Dataset rows for apps and sites
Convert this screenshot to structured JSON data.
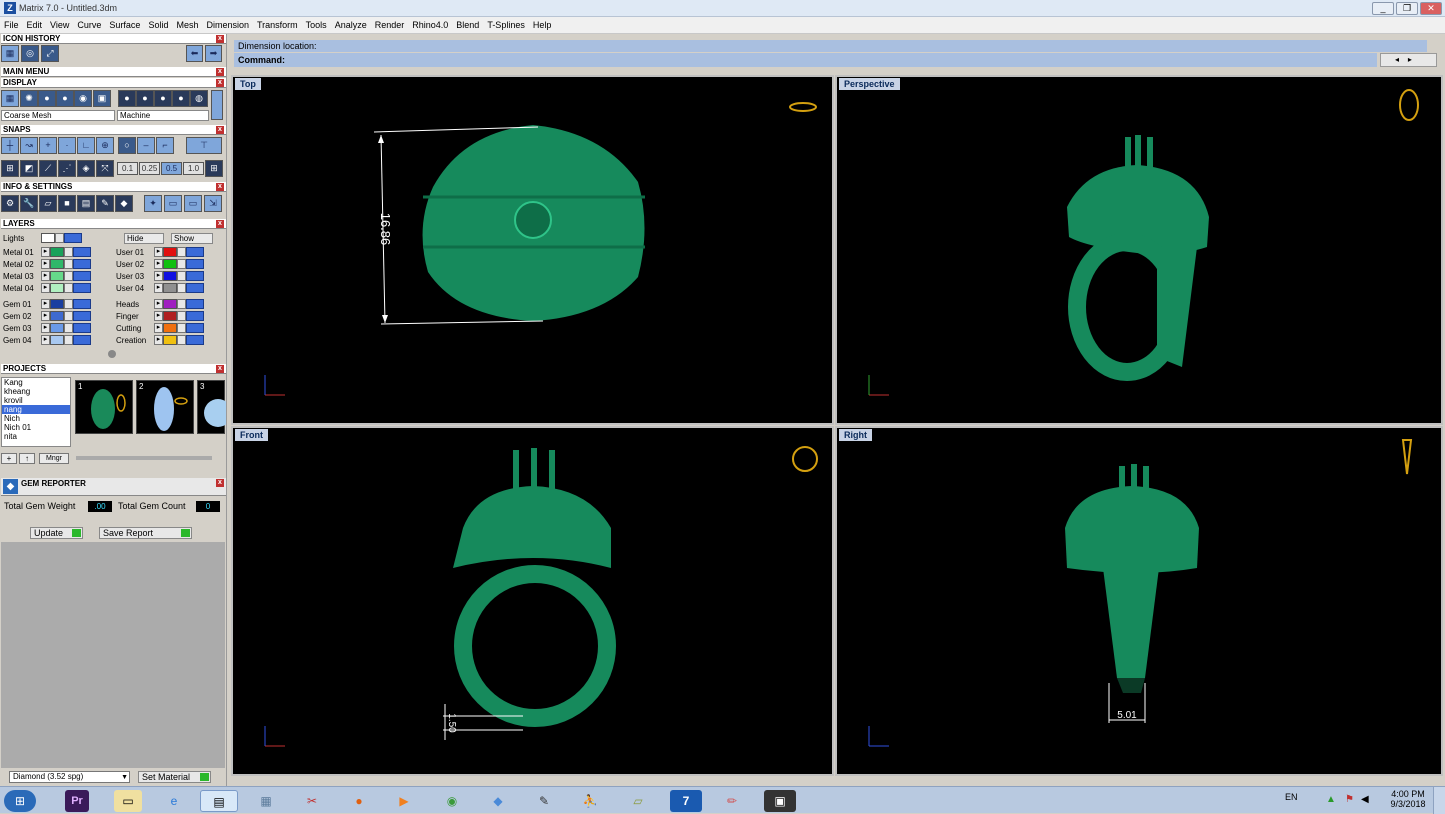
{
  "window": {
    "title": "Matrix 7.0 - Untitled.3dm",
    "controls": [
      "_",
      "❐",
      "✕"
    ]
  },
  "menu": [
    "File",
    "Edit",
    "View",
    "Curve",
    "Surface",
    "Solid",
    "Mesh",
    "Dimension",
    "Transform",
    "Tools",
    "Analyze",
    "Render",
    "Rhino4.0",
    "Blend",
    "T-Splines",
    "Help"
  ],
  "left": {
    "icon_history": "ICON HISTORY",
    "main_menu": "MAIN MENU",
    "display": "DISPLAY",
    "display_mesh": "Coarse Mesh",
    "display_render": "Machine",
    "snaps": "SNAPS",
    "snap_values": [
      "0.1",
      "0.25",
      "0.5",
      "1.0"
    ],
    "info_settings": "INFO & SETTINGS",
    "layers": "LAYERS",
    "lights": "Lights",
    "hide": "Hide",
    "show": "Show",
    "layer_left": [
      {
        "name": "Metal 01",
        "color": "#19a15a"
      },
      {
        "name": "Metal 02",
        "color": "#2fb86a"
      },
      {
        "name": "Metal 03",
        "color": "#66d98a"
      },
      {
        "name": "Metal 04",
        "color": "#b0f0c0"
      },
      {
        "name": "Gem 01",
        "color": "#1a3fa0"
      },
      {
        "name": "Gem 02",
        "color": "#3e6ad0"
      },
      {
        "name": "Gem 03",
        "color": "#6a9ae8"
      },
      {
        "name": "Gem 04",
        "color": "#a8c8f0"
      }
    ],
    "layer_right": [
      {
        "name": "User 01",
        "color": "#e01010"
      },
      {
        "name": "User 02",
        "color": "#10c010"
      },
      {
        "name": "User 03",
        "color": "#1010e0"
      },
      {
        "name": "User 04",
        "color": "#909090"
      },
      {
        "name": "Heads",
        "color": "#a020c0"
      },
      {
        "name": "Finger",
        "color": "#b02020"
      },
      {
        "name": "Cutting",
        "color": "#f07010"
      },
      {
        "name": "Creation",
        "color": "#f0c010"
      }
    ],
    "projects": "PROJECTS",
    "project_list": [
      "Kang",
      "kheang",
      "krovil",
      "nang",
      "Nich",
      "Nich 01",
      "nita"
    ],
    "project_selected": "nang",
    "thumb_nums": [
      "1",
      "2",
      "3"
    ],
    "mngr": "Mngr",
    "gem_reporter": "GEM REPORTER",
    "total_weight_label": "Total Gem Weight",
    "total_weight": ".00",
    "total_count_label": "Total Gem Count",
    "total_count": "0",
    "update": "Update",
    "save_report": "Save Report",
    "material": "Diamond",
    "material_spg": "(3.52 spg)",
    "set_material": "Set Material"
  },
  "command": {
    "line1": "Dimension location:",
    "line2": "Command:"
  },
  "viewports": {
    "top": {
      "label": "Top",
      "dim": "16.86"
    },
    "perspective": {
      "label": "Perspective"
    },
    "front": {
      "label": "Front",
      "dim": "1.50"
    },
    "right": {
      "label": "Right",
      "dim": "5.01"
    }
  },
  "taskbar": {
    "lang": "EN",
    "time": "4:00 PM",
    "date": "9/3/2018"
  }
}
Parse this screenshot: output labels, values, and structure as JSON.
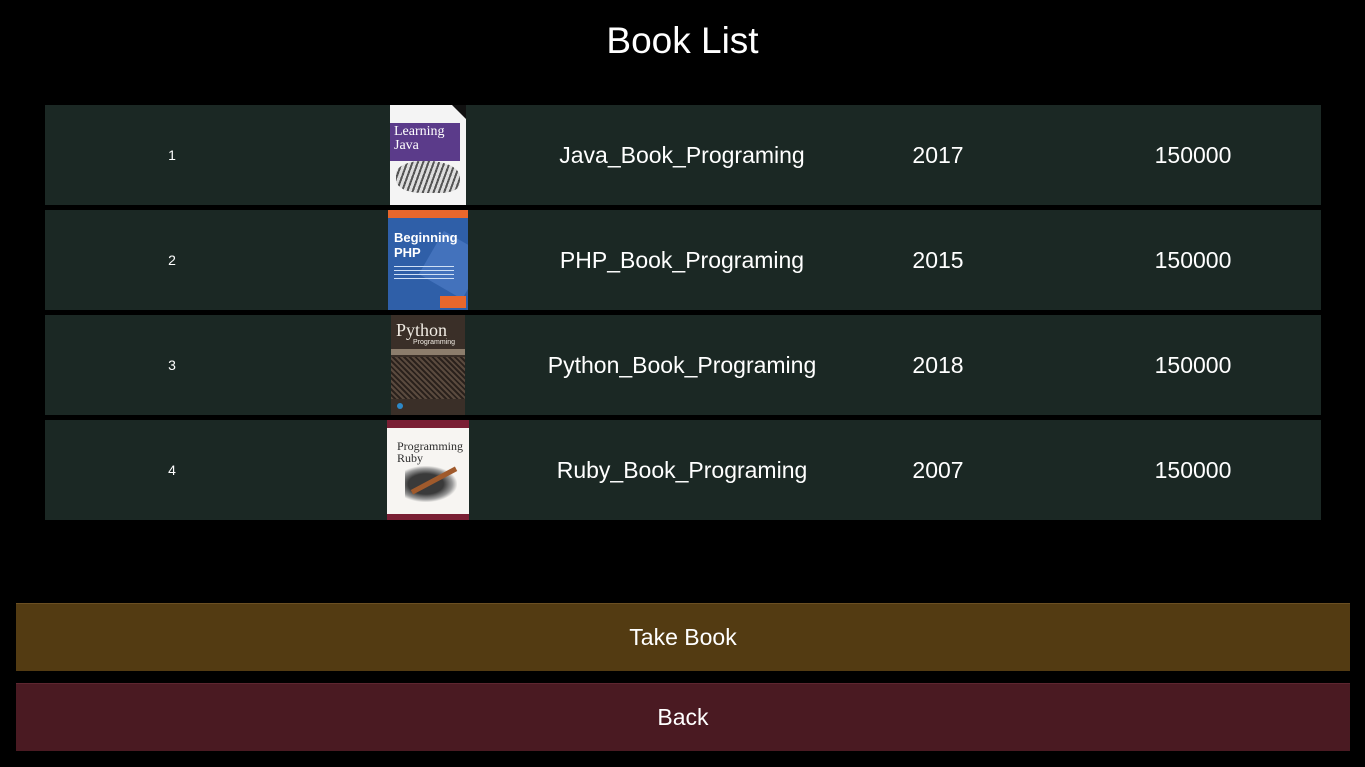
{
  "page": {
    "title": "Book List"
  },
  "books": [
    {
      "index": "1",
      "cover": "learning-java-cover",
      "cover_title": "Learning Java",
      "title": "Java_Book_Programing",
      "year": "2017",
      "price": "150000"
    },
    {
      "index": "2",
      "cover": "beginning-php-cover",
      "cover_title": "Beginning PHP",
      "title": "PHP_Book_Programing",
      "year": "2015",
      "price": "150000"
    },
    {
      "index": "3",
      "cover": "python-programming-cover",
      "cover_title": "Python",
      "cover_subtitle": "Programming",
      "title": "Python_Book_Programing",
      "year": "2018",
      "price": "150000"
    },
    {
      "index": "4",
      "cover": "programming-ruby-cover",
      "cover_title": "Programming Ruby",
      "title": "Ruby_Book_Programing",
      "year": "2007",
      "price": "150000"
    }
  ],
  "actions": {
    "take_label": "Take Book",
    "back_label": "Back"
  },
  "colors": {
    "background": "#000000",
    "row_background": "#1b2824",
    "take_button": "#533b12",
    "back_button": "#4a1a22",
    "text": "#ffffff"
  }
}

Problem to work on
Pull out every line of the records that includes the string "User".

Written response
        "name": "User 01",
        "name": "User 02",
        "name": "User 03",
        "name": "User 04",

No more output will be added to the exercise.